I recently finished this recently-published novel, Starflight, a scifi adventure that follows the story of Solara Brooks and her enslavement. Solara is poor– an orphan with no viable prospects in the harsh world that she lives in, especially due to the felony tattoos that mark her as dangerous. An outlaw. She dreams of escaping to the outer realm, a land where no one will care about who she was or what she’s done, where she can build herself back up to be someone that she can admire.
Unfortunately, travel to the outer-realm can only be accomplished through one way for Solara: indentured servitude. She’ll work for the kindly aristocrat who takes pity on her and pays for her ticket to the outer realms. Well, this kindly aristocrat manifests themselves in the form of Doran Spaulding, billionaire corporate child heir and Solara’s tormentor since years past. Forced to hand her dignity over on a platter, Solara is whisked away on an adventure of a lifetime, faithfully accompanied by her worst nightmare.
Of course, things go horribly wrong and the two find themselves aboard the Banshee, manned by an eclectic crew and a grouchy Captain and on the run for their own reasons. Now that both Solara and Doran are being hunted down by the galaxy, they’re forced to partner up and keep an eye on each other’s backs… both from the guard hunting them down, and from their newly-formed family aboard the Banshee.
I really enjoyed this novel because character development, of course. There’s so much character development in this story, especially that of Solara, who grows more confident as the story goes on, and Doran, who really turns a new life and begins to see Solara as a person and not the grungy street-orphan who made the mistake of excelling in her field and beating him at some school-wide competition, back when they were students. Also, I’m a sucker for hateful relationships that turn into love– I think that the whole “people having to change to see their partners in a new light” always promises a whole bevy of interesting inner-dialogue and advancement for protagonists. Starflight follows through. By the end of the book, I was really attached to the cast of this novel.
The plot also kept my attention. usually, the little blurb on the inner or outer cover of the novel spoils the whole story for you, but the summary provided didn’t ruin anything. I was still surprised by the twists and turns that Solara and Doran’s path took. You start reading, expecting one thing, and then end on a completely different plotline. There are some people who would be annoyed by this, but I really appreciate it. Guessing the way the story will turn is like trying to figure out a jigsaw puzzle.

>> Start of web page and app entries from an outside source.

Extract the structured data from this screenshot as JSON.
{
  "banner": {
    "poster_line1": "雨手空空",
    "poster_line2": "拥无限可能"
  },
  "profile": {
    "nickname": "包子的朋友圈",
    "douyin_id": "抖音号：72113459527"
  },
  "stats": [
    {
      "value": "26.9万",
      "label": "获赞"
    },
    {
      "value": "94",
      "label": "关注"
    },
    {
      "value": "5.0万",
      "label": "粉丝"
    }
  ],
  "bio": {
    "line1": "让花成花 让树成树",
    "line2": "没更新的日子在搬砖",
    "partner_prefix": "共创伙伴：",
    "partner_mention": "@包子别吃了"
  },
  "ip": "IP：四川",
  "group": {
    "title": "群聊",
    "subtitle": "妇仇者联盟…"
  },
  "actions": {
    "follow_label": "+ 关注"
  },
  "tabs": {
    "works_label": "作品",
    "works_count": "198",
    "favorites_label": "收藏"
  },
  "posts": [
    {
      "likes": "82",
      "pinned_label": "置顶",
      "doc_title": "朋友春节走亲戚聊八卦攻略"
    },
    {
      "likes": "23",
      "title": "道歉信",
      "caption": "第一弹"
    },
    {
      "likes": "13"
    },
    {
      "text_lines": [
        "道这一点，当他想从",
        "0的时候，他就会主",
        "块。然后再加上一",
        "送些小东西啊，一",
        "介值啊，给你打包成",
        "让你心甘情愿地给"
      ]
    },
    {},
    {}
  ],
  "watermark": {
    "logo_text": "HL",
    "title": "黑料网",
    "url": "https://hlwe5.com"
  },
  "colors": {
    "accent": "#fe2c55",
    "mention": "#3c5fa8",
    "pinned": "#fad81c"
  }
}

The side-characters are given their own detailed histories, motivations, and ambitions. You’ve got prickly Cassia, the flirtatious and enigmatic Kane, Renny, a kindly kleptomaniac, and then Captain Rossi– gruff, stern, and surprisingly level-headed. The crew operates like a well-oiled machine, everything that the Banshee isn’t. Somehow, they make it work. Somehow, they worm their ways into your heart. Half of this story is that of Doran and Solara, and the other half is that of the Banshee‘s crew. Still, both stories align and the ending provides a satisfying conclusion to either half.
I’m really curious about what the next novel will include: Doran and Solara and their new relationship, of course, but perhaps they’ll touch upon Doran’s role as the pirate captain, or delve into Cassia’s war-torn homelands. Then, of course, there’s the whole issue with Gage, the supposedly dead twin of Doran Spaulding but recently discovered to be alive. All in all, I really enjoyed this novel and might be purchasing it for my own shelves. I’ll definitely be keeping up with this series and I’m really excited to see where Ms. Landers takes our cast! I can only hope that the sequel will live up to its originator.